[Records drawn from a dataset]
#####

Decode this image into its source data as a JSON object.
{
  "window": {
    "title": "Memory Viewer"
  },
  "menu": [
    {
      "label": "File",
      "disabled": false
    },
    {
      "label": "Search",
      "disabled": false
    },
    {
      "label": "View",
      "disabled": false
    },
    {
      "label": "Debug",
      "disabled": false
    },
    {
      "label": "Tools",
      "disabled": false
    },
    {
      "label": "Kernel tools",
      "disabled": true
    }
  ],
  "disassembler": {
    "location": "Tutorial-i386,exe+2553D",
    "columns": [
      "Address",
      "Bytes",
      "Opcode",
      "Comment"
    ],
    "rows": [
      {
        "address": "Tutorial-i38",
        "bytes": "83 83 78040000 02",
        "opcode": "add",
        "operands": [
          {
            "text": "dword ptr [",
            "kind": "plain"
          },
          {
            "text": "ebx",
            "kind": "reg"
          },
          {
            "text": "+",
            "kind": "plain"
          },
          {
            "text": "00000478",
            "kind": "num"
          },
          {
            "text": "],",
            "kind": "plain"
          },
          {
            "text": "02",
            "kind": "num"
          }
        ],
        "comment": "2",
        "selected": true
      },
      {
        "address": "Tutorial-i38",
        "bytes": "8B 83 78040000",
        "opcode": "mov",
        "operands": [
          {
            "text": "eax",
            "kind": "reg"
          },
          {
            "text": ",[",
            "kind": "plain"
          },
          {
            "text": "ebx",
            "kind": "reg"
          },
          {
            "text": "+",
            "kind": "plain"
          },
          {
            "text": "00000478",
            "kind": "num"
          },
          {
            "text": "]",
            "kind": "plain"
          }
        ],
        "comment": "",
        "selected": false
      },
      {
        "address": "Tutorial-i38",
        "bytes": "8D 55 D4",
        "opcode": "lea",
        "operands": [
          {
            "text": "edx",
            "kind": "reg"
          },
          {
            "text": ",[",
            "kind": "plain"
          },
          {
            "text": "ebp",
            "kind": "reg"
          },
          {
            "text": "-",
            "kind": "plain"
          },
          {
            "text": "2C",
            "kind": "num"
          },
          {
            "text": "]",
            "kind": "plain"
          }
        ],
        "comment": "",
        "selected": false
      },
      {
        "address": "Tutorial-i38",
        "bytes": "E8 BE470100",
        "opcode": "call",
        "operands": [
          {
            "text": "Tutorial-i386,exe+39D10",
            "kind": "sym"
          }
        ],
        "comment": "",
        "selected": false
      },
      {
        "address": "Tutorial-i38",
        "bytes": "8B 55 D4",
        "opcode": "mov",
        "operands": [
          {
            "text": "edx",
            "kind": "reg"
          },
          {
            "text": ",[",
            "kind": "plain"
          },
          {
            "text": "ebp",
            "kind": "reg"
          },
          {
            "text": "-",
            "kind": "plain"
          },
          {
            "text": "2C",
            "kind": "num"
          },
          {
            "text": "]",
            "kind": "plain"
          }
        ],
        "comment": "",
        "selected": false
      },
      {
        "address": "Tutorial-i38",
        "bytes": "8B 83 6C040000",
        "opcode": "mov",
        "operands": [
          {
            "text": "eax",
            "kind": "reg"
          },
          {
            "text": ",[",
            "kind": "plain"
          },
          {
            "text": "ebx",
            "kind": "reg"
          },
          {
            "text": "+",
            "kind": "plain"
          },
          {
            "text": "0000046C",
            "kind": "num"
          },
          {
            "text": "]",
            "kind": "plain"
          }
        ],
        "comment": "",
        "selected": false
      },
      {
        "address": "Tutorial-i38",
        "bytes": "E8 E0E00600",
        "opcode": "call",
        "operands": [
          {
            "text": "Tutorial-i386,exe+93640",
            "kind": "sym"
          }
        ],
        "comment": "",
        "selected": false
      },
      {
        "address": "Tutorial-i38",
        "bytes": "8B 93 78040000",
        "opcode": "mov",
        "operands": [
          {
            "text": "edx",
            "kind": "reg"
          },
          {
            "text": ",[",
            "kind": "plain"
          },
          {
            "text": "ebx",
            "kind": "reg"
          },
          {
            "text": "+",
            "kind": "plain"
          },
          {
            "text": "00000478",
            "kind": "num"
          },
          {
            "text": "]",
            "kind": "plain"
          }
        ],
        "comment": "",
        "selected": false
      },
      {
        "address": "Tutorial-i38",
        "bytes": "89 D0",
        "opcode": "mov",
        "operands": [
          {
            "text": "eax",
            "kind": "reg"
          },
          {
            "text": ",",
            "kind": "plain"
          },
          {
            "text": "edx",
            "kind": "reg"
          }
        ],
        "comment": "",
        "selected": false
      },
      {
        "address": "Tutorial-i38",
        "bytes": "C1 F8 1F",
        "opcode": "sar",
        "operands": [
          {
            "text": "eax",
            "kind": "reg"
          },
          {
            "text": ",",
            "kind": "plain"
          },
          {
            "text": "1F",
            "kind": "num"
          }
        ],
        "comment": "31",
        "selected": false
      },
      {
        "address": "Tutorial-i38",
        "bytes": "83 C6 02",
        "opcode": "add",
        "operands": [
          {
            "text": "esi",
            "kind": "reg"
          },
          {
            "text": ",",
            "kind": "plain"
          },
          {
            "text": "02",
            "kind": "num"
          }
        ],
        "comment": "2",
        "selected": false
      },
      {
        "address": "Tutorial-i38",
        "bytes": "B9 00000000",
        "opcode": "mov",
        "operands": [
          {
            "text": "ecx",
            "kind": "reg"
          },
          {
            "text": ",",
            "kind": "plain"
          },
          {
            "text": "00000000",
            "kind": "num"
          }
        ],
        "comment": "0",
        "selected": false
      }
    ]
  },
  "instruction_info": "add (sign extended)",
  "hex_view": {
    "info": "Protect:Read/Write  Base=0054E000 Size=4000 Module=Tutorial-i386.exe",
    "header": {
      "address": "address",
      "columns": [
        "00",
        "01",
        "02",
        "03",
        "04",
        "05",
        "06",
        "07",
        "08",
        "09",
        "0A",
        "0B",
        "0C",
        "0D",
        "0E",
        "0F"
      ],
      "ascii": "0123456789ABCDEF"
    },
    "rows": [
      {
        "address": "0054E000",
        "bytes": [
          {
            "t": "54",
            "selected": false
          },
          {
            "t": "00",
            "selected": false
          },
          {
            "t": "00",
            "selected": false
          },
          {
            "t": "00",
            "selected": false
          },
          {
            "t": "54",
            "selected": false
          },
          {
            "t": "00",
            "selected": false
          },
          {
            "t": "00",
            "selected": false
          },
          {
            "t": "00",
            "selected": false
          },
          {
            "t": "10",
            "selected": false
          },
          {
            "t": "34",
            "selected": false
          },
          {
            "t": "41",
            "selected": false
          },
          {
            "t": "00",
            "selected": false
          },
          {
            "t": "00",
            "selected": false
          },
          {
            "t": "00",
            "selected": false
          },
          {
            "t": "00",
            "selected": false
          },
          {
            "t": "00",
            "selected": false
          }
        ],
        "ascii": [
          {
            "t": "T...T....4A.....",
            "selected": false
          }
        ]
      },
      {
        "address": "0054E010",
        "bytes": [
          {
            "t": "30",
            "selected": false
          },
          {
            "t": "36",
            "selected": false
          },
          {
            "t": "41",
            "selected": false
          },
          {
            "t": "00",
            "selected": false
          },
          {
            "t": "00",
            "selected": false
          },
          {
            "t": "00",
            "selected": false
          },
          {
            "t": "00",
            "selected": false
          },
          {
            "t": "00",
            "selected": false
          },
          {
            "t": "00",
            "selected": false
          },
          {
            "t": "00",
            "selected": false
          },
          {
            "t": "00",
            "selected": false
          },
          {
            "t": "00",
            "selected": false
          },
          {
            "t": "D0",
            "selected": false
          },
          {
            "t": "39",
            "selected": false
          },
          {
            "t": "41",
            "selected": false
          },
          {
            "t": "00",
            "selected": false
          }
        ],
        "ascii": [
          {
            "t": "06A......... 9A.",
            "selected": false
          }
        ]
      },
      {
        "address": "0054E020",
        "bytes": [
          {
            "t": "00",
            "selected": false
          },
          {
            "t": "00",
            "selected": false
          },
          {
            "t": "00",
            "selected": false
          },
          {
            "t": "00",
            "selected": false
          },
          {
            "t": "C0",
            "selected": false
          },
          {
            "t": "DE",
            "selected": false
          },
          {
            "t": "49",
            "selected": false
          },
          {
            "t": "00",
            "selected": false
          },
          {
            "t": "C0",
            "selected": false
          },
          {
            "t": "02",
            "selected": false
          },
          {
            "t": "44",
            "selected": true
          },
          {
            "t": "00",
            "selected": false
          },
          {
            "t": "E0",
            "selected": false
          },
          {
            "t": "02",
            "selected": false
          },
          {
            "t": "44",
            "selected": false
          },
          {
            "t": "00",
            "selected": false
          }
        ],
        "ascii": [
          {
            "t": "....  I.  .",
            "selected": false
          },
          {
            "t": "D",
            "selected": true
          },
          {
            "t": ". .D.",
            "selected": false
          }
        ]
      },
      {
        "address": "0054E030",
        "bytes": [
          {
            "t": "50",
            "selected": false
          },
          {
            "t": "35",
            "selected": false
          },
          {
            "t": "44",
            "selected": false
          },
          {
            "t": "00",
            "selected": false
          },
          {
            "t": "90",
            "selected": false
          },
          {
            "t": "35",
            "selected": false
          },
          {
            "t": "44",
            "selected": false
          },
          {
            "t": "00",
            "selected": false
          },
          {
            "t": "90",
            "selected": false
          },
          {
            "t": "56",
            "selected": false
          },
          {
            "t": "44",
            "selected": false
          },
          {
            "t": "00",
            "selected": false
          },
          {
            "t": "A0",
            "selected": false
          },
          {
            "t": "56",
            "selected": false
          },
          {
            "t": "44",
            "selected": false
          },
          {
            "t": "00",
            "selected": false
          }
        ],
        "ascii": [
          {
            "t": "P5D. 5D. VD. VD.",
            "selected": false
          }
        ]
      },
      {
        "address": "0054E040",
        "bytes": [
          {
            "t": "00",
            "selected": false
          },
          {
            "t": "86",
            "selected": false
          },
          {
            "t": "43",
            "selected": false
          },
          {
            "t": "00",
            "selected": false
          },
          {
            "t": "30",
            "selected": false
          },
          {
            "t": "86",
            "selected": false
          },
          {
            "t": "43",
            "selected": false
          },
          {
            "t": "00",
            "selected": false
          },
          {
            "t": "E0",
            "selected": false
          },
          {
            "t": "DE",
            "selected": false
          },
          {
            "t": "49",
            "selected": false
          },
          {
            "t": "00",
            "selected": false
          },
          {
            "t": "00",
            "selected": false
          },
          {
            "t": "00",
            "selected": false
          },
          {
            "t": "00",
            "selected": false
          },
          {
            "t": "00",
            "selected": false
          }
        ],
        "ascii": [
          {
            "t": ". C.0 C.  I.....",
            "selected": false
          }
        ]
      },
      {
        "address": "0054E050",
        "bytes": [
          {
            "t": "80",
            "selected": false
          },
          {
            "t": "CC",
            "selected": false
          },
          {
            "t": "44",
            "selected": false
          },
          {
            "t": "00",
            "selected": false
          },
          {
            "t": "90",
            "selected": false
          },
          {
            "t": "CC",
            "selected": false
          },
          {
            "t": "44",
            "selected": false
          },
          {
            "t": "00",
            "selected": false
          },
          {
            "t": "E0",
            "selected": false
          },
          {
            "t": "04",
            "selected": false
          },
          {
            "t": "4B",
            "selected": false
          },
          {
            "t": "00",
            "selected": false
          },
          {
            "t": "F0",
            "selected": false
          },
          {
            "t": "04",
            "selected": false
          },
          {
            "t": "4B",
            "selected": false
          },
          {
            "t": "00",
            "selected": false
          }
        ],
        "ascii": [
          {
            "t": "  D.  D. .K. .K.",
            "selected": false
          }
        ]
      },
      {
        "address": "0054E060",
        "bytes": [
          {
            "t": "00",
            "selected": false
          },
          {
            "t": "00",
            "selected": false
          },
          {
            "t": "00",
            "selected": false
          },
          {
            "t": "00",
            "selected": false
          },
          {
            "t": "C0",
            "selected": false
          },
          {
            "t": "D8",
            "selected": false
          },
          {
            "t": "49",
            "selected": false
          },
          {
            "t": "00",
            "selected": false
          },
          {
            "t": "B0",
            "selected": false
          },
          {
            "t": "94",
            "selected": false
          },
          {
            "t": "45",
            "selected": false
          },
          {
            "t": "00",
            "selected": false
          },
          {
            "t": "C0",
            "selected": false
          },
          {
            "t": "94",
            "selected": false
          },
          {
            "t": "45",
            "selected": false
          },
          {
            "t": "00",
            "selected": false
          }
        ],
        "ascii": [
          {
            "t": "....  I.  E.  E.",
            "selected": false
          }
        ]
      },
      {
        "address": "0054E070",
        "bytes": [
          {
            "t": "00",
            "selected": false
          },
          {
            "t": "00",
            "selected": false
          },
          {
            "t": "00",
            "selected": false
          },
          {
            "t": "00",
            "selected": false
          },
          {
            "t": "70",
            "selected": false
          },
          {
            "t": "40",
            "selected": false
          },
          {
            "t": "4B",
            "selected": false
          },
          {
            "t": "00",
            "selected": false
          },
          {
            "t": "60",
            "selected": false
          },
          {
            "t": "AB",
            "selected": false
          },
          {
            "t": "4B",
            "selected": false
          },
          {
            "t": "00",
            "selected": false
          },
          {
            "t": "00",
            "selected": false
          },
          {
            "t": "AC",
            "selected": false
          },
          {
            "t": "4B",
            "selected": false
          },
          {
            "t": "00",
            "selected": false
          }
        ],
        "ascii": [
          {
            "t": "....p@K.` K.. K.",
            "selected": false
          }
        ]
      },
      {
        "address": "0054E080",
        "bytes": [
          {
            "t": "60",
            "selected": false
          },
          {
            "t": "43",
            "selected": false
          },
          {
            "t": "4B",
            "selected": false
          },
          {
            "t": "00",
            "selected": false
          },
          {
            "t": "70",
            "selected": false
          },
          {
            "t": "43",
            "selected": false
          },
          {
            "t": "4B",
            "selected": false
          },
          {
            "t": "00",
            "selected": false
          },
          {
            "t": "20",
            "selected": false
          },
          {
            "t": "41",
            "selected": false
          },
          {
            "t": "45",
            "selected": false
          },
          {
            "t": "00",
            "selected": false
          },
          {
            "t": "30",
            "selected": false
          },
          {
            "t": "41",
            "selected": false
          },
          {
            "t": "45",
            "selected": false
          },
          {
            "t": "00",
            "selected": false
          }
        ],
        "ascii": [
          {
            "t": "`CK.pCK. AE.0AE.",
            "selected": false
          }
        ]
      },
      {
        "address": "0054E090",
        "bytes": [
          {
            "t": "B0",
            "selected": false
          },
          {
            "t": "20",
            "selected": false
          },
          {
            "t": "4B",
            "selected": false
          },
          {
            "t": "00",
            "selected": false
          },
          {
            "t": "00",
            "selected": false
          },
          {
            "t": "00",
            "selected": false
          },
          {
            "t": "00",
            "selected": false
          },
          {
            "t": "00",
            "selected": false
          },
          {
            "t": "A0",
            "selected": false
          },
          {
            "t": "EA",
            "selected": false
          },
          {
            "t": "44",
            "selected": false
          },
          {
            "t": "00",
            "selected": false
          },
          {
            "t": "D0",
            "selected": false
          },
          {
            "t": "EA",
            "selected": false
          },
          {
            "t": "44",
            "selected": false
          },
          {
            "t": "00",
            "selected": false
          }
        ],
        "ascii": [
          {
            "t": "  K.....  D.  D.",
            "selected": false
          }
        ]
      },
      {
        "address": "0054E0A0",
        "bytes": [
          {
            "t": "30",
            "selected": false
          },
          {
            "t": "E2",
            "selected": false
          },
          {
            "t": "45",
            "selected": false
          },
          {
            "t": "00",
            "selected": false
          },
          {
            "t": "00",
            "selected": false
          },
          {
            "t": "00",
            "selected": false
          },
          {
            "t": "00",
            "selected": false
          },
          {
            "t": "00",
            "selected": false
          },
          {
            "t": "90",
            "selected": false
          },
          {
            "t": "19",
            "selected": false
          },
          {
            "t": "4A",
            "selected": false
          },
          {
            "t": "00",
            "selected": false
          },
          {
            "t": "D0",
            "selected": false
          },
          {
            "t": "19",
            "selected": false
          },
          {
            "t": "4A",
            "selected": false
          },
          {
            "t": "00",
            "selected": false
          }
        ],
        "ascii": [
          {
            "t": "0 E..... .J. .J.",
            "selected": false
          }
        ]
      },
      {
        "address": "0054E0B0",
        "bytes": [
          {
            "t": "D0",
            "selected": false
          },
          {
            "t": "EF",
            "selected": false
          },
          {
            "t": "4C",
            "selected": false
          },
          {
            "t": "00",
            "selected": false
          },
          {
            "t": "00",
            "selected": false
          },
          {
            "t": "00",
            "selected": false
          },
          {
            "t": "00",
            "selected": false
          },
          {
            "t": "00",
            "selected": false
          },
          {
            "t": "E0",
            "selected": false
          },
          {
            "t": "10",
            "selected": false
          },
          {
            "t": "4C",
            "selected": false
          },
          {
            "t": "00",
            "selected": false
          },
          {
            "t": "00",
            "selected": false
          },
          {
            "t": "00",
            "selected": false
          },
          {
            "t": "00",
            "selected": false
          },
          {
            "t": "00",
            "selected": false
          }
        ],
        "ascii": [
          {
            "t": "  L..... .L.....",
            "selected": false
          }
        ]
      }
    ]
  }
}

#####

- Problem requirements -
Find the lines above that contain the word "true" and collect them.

- Response to the exercise -
      "disabled": true
        "selected": true
            "selected": true
            "selected": true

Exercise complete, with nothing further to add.